We are stymied and stumped, because our investments in this small corner shop ---run by that ruffian Body---are by their nature insecure. Bodies fail. Creature comforts come and go. Relationships? At their very best, they are marvelous. But marvelous is never forever.
There is another way, though, which is the way of the cross. God gave us lives to spend, not to hoard just for ourselves and for those whom we happen to love.
God gave us life to spend. How do we spend it?
Jesus' philosophy isn't really as "either/or" as it may seem. It isn't simply about body vs. soul, or me vs. Jesus. There is a both/and element to Jesus' philosophy, which is also, in its own way, marvelous.
We all know that when we hang on to things/people/ideas, when we hold them tightly, this backfires.
William Barclay says, "There are certain things which are lost by being kept and saved by being used. Any individual talent is like that. If it is used, it will develop into something still greater. If someone refuses to use it, in the end that talent will be lost. . . . [all of] life is like that."
Stewardship is, ultimately, about how we invest the beautiful talents, energy, lives, bodies, minds, and material things we have been given. The whole notion of stewardship rests upon the foundation that none of this is ours. Even our bodies, our very life breath, do not belong to us. They belong to God.
This is one reason we are never satisfied when we seek to keep self, rather than share it and give it away.
Henri Nouwen addressed the upside down philosophy of this gospel in this way. He calls it 'the great paradox of life':
The great paradox of life is that those who lose their lives will gain them. This paradox becomes visible in very ordinary situations. If we cling to our friends, (lovers, children) we may lose them, but if we are nonpossessive in our relationships, we will make many friends. If fame is what we seek and desire, it often vanishes as soon as we acquire it, but if we have no need to be known, we might be remembered long after our deaths. When we want to be in the centre, we easily end up on the margins, but when we are free enough to be wherever we must be, we often find ourselves in the center. Giving away our lives for others is the greatest of all human acts. This will gain us our lives.
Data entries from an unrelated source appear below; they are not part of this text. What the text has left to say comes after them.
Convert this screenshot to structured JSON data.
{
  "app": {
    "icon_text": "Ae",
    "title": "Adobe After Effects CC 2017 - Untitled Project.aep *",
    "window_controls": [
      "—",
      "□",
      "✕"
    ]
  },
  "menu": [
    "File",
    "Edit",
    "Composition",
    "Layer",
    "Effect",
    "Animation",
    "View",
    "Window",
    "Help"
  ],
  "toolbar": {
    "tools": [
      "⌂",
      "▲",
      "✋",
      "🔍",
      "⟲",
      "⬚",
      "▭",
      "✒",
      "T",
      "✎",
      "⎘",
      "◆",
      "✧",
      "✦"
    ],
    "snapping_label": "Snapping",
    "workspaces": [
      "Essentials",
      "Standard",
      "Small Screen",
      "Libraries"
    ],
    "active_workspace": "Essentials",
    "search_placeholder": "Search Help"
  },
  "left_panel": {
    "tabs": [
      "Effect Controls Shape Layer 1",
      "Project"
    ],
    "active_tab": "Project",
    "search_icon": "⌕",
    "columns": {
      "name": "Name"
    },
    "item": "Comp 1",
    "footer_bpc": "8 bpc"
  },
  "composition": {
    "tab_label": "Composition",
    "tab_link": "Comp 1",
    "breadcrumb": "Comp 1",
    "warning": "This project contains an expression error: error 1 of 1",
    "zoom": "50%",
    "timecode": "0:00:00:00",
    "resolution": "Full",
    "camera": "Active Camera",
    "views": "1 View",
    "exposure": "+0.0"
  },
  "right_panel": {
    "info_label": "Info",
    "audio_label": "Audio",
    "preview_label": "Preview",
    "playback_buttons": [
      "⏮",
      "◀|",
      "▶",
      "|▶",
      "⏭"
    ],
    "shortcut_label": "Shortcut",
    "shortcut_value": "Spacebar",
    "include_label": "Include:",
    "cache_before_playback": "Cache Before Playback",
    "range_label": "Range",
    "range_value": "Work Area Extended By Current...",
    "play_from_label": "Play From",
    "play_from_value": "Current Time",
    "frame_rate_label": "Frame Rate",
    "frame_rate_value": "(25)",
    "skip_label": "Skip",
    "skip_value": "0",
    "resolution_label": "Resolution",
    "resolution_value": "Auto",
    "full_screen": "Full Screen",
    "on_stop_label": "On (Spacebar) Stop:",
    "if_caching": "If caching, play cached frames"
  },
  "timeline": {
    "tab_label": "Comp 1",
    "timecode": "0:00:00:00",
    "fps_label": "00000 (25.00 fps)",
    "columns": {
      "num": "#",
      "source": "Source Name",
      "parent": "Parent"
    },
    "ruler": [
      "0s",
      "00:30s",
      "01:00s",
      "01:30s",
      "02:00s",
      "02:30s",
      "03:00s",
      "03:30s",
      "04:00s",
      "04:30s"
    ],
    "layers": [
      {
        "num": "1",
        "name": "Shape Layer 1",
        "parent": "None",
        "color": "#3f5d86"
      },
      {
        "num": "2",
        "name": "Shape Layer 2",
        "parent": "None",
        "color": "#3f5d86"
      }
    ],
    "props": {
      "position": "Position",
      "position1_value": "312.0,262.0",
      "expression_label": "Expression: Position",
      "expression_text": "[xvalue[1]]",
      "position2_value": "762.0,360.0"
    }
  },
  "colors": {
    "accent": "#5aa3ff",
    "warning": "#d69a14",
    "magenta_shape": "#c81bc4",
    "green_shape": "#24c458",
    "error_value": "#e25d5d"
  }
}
The bottom line is, God gave us life to spend, not to keep.
So how do we go about doing this?
First, I think we have to do an inventory. Sit down with yourself and with God, and make a list. Create a balance sheet.
Consider how you are spending your life, your time, your talent, your energy, all the resources and gifts you have been given.
You may want to think about time. You have 24 hours in a day, 7 days a week. Think of your day in three eight hour chunks. 8 hours to sleep, 8 hours to work, 8 hours to do everything else. Look at that last 8 hours you have each day. How much time do you spend: eating, volunteering, studying, shopping, commuting, exercising, praying, hobbies, child care, chores, etc.
How much time is devoted to Body? How much time to Soul?
Then do the same with your budget and other material resources. How much each month is devoted to: bare necessities vs. comforts and wants, charity, savings, other? Be honest about what is a comfort, desire, or want and not a bare necessity.
Then, finally, with your talents: what is given to what purposes?
These inventories will tell us a great deal about where and how we are spending the one beautiful and precious life God has given us. Once we know where you stand, we can move slowly and carefully in the direction of doing less for SELF and more for SOUL, less for me and more for others (which means more for Jesus, too), which is the way of the cross and the way of life.